  15. Abgueguen  P, Delbos  V, Blanvillain  J, Chennebault  JM, Cottin  J, Fanello  S, Clinical aspects and prognostic factors of leptospirosis in adults. Retrospective study in France. J Infect. 2008;57:1718. DOIPubMedGoogle Scholar




Cite This Article

DOI: 10.3201/eid1602.090139

Table of Contents – Volume 16, Number 2—February 2010

EID Search Options
presentation_01 Advanced Article Search – Search articles by author and/or keyword.
presentation_01 Articles by Country Search – Search articles by the topic country.
presentation_01 Article Type Search – Search articles by article type and issue.



Please use the form below to submit correspondence to the authors or contact them at the following address:

Cécile Herrmann-Storck, Microbiology Department CHU of Pointe-à-Pitre 97139 Pointe-à-Pitre, Guadeloupe, France

Send To

10000 character(s) remaining.

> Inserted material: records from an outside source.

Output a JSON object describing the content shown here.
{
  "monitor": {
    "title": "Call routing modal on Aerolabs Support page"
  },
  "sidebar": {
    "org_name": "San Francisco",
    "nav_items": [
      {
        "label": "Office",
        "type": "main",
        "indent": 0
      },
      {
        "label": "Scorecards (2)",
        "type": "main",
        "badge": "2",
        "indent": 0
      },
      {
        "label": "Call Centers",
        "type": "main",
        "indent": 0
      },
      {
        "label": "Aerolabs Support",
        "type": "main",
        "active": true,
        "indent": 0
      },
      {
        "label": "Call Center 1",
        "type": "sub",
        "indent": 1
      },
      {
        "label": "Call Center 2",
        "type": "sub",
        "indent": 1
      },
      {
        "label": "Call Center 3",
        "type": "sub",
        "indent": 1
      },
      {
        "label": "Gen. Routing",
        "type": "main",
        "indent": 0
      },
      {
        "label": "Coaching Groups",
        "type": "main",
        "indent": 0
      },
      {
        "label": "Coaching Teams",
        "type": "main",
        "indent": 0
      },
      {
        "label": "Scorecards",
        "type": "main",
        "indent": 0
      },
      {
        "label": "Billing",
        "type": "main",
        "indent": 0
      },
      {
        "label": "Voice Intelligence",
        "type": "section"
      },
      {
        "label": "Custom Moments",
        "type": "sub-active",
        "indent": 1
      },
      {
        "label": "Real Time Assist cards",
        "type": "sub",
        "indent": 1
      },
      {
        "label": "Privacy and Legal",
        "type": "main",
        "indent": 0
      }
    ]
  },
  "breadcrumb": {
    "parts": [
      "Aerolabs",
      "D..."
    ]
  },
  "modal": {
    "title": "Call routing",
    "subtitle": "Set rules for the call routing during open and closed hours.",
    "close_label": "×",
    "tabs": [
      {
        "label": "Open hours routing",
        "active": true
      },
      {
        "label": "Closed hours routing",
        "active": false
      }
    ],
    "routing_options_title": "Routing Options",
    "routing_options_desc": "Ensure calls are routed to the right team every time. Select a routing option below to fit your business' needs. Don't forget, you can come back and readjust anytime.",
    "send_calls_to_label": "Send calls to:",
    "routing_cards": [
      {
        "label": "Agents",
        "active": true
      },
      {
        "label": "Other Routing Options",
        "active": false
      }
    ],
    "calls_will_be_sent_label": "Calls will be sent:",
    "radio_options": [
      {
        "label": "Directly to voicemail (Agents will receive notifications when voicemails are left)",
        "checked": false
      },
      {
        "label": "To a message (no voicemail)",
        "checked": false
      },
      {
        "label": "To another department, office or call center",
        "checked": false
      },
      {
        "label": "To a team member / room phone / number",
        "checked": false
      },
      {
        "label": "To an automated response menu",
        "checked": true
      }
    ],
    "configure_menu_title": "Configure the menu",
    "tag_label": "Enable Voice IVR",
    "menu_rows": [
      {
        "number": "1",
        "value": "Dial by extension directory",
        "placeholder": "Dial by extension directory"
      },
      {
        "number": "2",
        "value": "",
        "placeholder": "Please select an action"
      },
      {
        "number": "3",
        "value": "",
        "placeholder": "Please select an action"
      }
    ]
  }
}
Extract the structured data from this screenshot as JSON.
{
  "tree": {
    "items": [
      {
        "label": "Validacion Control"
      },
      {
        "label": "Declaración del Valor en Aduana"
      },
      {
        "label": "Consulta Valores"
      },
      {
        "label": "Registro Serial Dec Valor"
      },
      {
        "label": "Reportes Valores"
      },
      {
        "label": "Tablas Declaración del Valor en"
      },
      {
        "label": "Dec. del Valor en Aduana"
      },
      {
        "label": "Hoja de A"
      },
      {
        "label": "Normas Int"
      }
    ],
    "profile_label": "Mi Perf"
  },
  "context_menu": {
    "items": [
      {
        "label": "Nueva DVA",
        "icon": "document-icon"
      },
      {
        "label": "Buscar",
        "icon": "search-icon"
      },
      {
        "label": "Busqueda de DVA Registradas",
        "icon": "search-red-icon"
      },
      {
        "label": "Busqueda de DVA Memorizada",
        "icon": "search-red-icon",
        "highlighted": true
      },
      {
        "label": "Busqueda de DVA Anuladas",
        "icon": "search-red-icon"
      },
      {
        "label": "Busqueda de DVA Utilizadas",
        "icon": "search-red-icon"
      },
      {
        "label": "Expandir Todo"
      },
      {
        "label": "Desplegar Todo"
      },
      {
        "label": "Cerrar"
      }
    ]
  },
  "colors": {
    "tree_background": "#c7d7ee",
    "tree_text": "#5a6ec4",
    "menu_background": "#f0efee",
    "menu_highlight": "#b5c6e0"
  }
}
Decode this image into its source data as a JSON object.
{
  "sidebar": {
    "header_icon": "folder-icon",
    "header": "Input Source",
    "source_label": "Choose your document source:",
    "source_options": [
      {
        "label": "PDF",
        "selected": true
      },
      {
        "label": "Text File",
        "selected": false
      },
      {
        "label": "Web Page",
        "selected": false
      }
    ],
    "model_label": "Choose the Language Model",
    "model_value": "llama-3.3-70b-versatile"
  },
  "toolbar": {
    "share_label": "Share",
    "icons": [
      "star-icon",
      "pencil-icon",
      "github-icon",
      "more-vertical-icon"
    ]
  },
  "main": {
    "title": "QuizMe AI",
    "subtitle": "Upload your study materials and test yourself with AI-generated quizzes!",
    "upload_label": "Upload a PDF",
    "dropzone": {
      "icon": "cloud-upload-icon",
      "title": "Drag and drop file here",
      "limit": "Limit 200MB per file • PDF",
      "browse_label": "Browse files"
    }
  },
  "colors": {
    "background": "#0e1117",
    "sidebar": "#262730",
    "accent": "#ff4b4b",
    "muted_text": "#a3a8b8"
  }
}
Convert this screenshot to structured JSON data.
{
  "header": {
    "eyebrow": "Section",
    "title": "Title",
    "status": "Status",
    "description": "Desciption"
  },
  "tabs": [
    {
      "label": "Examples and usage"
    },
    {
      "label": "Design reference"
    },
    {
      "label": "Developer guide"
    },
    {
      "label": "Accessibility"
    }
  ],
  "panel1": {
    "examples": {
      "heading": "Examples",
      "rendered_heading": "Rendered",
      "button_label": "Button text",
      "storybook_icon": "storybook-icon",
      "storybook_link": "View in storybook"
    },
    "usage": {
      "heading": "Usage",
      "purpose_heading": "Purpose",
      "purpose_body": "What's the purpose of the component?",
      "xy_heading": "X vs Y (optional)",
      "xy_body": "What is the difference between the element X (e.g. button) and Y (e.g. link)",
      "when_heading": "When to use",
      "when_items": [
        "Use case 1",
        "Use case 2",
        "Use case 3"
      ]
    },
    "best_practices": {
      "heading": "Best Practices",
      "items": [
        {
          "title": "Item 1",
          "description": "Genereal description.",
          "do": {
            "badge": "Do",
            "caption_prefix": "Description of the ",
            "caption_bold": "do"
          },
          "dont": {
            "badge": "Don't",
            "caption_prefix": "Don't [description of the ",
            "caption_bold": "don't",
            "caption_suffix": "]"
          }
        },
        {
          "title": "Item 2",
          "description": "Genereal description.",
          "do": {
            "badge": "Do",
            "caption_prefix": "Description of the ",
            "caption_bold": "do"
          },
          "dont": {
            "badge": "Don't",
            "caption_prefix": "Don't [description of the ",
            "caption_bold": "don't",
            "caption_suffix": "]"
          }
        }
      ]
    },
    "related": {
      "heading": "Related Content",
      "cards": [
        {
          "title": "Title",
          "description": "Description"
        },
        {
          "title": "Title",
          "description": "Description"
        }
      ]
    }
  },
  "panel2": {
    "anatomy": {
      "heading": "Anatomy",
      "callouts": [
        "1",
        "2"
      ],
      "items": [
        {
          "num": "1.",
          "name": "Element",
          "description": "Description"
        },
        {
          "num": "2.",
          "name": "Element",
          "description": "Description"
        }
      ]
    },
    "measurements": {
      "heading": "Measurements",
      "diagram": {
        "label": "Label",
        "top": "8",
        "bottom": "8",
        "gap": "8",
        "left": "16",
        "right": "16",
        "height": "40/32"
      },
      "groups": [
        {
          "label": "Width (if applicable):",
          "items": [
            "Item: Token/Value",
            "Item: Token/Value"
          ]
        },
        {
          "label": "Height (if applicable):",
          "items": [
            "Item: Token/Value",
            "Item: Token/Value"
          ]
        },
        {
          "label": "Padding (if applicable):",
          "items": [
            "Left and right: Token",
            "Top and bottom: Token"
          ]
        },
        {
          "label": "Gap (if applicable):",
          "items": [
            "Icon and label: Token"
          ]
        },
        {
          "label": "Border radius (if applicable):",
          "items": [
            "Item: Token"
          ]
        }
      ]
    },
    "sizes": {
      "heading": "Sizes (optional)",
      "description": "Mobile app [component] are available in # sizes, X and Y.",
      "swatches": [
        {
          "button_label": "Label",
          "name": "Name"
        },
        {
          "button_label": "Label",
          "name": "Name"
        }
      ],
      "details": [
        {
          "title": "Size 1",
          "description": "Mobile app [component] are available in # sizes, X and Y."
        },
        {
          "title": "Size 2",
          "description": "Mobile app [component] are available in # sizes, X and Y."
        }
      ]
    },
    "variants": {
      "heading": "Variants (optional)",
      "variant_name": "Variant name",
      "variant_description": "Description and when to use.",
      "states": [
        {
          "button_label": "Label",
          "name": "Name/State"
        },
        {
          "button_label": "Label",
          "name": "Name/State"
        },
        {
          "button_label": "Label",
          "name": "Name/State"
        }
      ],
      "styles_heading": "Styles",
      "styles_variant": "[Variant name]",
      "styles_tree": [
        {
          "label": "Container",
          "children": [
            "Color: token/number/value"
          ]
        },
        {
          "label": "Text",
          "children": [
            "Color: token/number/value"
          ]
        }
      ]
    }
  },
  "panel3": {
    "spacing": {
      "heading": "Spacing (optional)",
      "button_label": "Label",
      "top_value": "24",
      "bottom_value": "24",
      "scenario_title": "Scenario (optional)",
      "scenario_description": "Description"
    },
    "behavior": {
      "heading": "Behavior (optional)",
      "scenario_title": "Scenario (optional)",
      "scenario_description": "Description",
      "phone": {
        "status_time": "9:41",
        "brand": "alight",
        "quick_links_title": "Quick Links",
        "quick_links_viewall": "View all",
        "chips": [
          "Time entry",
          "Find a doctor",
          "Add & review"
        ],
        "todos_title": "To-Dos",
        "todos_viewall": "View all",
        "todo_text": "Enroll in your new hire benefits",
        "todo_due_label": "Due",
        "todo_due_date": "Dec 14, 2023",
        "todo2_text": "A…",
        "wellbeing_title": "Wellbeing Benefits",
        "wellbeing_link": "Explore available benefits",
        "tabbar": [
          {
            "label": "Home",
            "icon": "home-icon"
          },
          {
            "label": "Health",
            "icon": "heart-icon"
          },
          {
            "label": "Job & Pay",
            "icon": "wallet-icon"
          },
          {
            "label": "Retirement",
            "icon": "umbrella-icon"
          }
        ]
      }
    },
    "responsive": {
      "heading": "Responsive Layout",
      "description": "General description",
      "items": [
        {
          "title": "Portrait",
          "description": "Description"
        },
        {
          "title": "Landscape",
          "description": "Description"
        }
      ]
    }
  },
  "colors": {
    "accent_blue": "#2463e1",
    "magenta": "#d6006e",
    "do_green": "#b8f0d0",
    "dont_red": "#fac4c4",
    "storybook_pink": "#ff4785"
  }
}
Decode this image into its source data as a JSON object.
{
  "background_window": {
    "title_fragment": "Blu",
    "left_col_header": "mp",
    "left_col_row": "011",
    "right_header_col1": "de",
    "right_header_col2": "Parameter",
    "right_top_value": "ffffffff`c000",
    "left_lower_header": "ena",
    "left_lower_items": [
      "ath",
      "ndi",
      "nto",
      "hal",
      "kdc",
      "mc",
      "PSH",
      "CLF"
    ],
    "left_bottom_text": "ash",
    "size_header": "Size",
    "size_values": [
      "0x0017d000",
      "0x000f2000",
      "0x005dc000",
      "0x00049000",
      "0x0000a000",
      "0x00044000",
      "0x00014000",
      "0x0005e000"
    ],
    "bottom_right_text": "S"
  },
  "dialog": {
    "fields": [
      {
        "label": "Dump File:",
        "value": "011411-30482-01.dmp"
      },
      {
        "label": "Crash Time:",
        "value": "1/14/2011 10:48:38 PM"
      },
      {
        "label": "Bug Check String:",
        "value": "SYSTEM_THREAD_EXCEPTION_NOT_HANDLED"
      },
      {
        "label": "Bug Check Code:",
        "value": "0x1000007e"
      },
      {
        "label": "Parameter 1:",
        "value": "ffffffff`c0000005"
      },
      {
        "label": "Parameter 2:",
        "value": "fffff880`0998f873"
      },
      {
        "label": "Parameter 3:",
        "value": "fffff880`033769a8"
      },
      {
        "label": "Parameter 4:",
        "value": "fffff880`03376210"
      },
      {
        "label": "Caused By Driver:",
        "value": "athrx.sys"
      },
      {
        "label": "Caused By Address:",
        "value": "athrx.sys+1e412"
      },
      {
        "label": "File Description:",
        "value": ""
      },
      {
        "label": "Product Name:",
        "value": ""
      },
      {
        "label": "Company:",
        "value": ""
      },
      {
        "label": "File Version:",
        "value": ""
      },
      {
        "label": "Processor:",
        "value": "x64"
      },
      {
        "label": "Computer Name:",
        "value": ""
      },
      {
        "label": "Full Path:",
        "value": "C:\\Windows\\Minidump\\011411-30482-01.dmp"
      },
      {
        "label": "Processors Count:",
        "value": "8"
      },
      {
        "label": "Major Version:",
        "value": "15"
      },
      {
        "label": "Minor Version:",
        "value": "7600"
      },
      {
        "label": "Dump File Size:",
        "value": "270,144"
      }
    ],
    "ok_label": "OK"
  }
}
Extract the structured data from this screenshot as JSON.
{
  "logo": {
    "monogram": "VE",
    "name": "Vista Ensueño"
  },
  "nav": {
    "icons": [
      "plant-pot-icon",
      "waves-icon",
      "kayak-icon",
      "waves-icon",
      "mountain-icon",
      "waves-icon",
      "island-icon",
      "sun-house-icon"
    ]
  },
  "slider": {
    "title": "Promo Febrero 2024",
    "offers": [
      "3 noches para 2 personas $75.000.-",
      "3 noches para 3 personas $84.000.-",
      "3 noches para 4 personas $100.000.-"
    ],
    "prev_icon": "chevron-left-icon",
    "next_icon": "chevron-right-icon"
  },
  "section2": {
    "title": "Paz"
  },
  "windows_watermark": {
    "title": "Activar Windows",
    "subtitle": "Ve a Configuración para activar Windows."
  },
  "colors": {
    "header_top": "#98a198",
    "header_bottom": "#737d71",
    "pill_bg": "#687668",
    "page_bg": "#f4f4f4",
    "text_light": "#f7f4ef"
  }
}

Page created: December 10, 2010
Page updated: December 10, 2010
Page reviewed: December 10, 2010
The conclusions, findings, and opinions expressed by authors contributing to this journal do not necessarily reflect the official position of the U.S. Department of Health and Human Services, the Public Health Service, the Centers for Disease Control and Prevention, or the authors' affiliated institutions. Use of trade names is for identification only and does not imply endorsement by any of the groups named above.